Still, those are just numbers, and numbers are the products of the unfair phonies out to make Donald Trump look bad. What does the big boy look like on the dang links? Unsurprisingly, not good. Consider the following video, in which Tiger Woods’ former coach Hank Haney breaks down Trump’s swing, which looks kinda like what Mr. Potato Head’s golf swing would look like if he were real:

In Haney’s analysis, Trump has “potential” as a golfer, and that despite doing some unconventional stuff with his shoulders, manages to generate “a good amount of power” behind his shots. When you compare Trump to, say, the famously smooth hitter Ernie Els, it quickly becomes clear that while Trump’s swing is not “good” in a technical sense, he’s been been at it so long that through sheer force of replication, he’s made it work for him. The same goes for his putting stroke, which is so unconventional that it causes Haney to momentarily make a face like he just smelled something dead, before regaining his composure and saying, “As long as they go in, it doesn’t matter.”

On the other side of the coin, The New Yorker’s David Owen, who once played with Trump for an article, has written that he has “trouble with shots inside a hundred yards,” meaning that while Trump can hit the ball far and putt it into the hole once it’s on the green, he struggles with the fairly nuanced task of actually getting the ball onto the green once he’s close. This, perhaps not uncoincidentally, is the part of golf that offers less instant gratification than the BING of a well-struck drive or the rattle of a sunk putt. Such a mixed bag of skills and weak spots is the arsenal of the mediocre golfer, something I know far too well.

Trump playing golf with Mark Wahlberg, which, just, Jesus Christ.

Trump playing golf with Mark Wahlberg, which, just, Jesus Christ.

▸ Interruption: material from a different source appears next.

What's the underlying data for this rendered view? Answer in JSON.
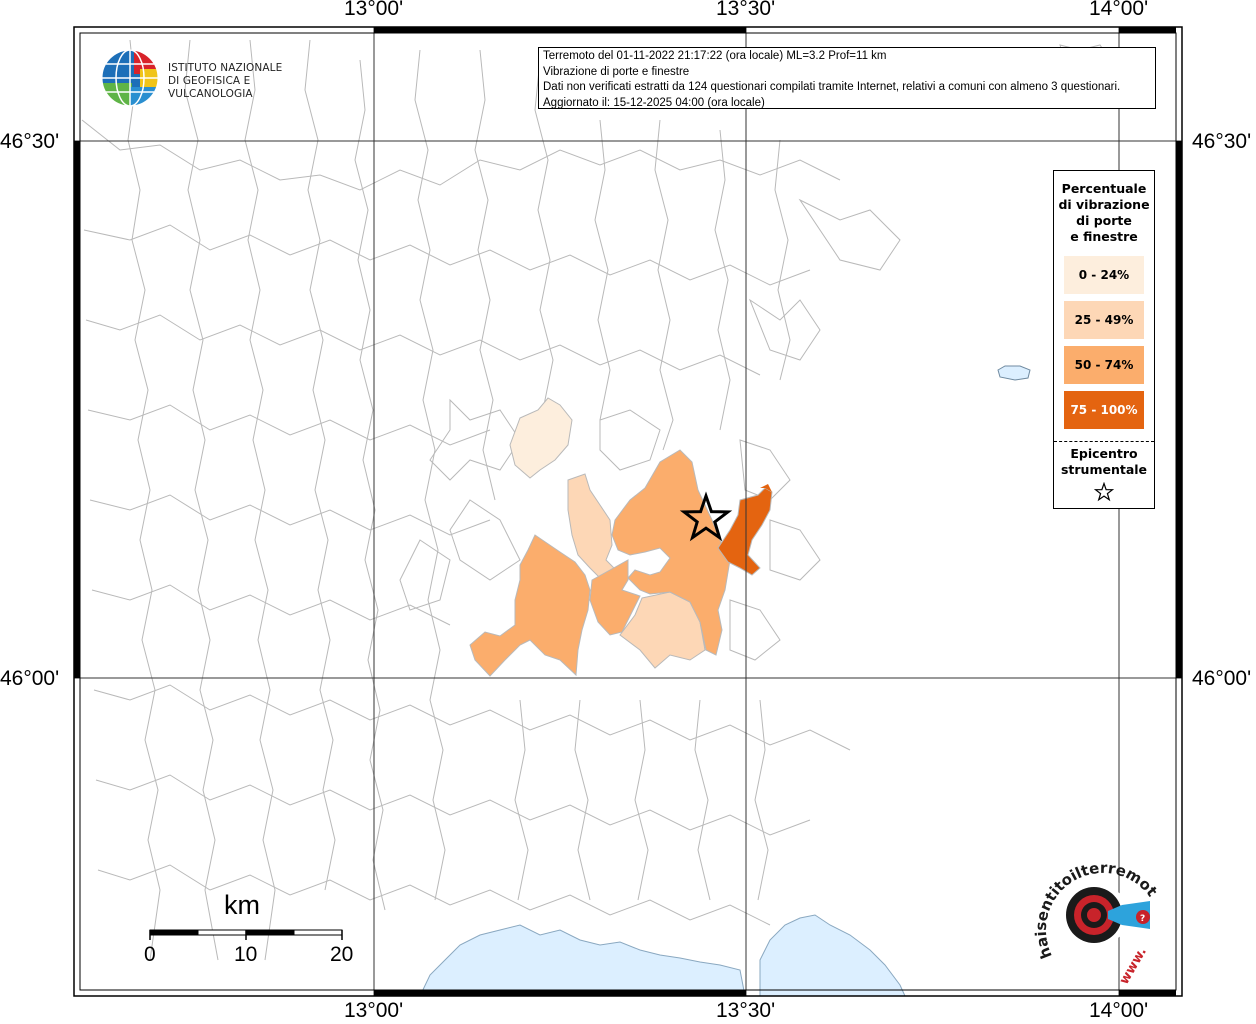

Over the course of my research, I became increasingly confident that, middling player that I am, I could absolutely own Donald Trump at golf. He’s good when you plop him in front of a golf ball on a course that he owns and tell him where to aim and let him take a do-over if he duffs it, but when you strip all of that away, he is of medium talent on the links. Of course, if Trump himself were ever to look at this article (as his longtime henchman Roger Stone recently explained, Trump doesn’t read things, only looks at them), he would say that I am a failed journalist who’s too poor to step foot in the parking lot of even the crappiest of his 17 courses. Per Trump’s view of the world, he would be correct: I do not have a primetime show on Fox News, which I’m pretty sure is the only thing Trump views as journalistic success, and I once tried to play at Trump National in Charlotte, NC for a story but was denied access by the course’s management.

But this is what Trump does, in both golf and life: He sets the terms of whatever he’s involved with so that the playing field is skewed drastically in his favor, and then either goes on to easily win or deny he was ever there in the first place, and by the way folks, look at that gold trim on these golf carts, can you believe it?

Still, if I played Donald Trump in a normal round of golf on a random golf course that didn’t have the word “Trump” in its name and someone who wasn’t Donald Trump kept Donald Trump’s score, I think I’d have a shot. Mr. President: Accept my challenge, Potato Man. You know you want to.